    • Unsure if a book is perpetuating a stereotype or misrepresentation? Check out Teaching Tolerance’s Reading Diversity tool to analyze the accuracy, representation, and cultural responsiveness of a specific text.  
  4. Recognize how much you know your kids and families. No outside organization can prescribe the perfect diversity collection for your classroom or students.
    • Lean into your access to ascertain what matters most to your kids, their backgrounds, experiences, and values.
      1. What matters to them?
      2. What is a mirror for your students?
      3. What will be a window for your students? What might be new for them?
    • Study your students’ writing samples: their small-moments pieces, daily journal or reading responses, and personal narratives.
    • Mine your conversations from parent-teacher conferences, home visits, back-to-school night, and field trips.
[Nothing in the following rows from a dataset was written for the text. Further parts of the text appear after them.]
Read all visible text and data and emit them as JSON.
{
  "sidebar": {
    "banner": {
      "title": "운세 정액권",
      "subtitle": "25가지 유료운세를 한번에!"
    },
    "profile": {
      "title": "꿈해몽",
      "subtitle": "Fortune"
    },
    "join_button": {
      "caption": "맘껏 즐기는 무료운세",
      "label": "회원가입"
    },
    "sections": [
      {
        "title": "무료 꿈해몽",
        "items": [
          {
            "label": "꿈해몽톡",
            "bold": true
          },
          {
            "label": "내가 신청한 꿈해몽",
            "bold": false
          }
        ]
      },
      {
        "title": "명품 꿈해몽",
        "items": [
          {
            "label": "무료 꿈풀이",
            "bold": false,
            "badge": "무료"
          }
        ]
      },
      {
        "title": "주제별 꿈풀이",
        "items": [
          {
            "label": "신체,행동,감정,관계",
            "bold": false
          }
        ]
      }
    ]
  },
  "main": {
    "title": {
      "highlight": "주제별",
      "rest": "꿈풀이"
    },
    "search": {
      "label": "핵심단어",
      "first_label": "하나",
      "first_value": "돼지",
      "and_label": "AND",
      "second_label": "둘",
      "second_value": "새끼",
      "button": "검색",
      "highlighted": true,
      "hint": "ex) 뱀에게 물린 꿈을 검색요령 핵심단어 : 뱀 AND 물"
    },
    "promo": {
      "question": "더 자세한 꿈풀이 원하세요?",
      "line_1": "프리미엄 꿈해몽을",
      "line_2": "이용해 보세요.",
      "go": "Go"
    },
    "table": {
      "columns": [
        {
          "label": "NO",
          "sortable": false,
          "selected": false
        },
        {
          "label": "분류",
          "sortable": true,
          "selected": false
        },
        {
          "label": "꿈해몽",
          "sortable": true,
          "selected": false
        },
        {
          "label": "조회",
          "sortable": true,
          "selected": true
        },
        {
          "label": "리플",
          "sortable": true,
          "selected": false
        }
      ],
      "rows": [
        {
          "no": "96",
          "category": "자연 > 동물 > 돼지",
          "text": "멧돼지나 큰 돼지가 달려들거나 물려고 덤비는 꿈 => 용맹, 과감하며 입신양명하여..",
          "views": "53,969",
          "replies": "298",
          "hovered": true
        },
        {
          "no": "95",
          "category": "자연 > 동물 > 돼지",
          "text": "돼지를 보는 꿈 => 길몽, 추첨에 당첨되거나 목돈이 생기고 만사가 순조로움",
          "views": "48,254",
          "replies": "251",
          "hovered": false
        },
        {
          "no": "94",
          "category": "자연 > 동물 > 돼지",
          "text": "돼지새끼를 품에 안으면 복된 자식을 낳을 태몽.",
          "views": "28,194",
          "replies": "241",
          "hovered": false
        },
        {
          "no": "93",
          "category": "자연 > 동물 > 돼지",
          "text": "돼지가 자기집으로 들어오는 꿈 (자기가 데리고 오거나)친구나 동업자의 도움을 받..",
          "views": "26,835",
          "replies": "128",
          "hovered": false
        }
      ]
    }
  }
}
  5. Realize that you have a village here! You are not the first—and certainly won’t be the last—to seek culturally relevant and responsive books for your students. Many, many schools and districts are working hard to diversify and update their classroom libraries and bookrooms.
    • Find your local experts. Do you have a school librarian or an on-site literacy specialist/coach you can enlist and brainstorm with? Can someone from the district recommend a book expert? Who is the public library’s children or teen specialist?
    • Look to leaders in the field already doing the heavy lifting on identifying accurate, high-quality, captivating, diverse titles. Award committees, academics, literacy organizations, and educator and parenting blogs are reviewing thousands of titles so you can trust you are giving your students the best of the best.
  6. Complement and supplement; don’t throw out. If there is a curriculum staple or if you have a personal favorite, please keep using it; however, consider ways to add a read-alike that makes it more contemporary or relevant to your students. We Need Diverse Books has a wonderful read-alike collection of blockbuster titles and classics paired with award-winning diverse titles.

Remember, you are in this for the long haul. As Billie Jean King said, “Champions keep playing until they get it right.” If you add a few critical titles to your collection this year, you are on your way. Teachers build their libraries over many years. You are off to a great start.


Jill Eisenberg is the Director of Curriculum and Literacy Strategy at LEE & LOW BOOKS, the largest independent children’s book publisher specializing in diversity and multiculturalism. Before joining LEE & LOW, Eisenberg was a Fulbright Fellow in Taiwan, where she taught English as a foreign language to children in grades 2–6. She went on to become an ELA teacher for third grade in the Bay Area in California and has been passionate about best practices for supporting English Language Learners and parent engagement ever since. At LEE & LOW BOOKS, she oversees strategic partnerships and provides product and literacy expertise to schools, districts, and literacy organizations.